[Data about app and page elements]
::::::::
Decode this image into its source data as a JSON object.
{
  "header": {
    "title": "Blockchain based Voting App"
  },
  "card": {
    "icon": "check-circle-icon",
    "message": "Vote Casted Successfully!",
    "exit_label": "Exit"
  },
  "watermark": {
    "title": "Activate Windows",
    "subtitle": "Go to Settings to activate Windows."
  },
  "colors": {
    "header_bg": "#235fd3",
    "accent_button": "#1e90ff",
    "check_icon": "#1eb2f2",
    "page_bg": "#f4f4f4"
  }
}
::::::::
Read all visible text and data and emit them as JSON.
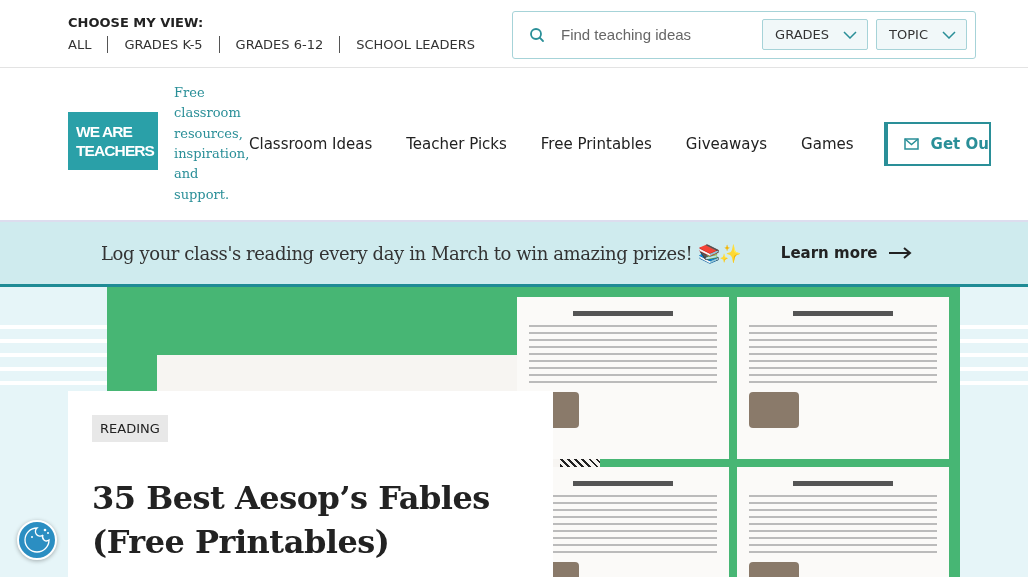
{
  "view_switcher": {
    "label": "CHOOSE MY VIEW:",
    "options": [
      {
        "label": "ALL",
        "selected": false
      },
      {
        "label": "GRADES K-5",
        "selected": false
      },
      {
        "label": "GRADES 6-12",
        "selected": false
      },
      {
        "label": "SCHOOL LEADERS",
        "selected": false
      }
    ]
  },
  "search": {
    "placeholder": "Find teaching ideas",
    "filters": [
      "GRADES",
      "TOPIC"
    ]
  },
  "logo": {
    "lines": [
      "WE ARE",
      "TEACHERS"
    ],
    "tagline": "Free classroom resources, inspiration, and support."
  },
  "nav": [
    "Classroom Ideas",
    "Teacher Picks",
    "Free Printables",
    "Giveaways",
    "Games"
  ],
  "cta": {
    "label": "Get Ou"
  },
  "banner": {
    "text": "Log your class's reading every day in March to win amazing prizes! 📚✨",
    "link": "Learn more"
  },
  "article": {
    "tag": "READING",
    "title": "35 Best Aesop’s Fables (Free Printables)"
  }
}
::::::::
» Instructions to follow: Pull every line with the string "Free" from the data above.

» Written solution:
    "tagline": "Free classroom resources, inspiration, and support."
    "Free Printables",
    "title": "35 Best Aesop’s Fables (Free Printables)"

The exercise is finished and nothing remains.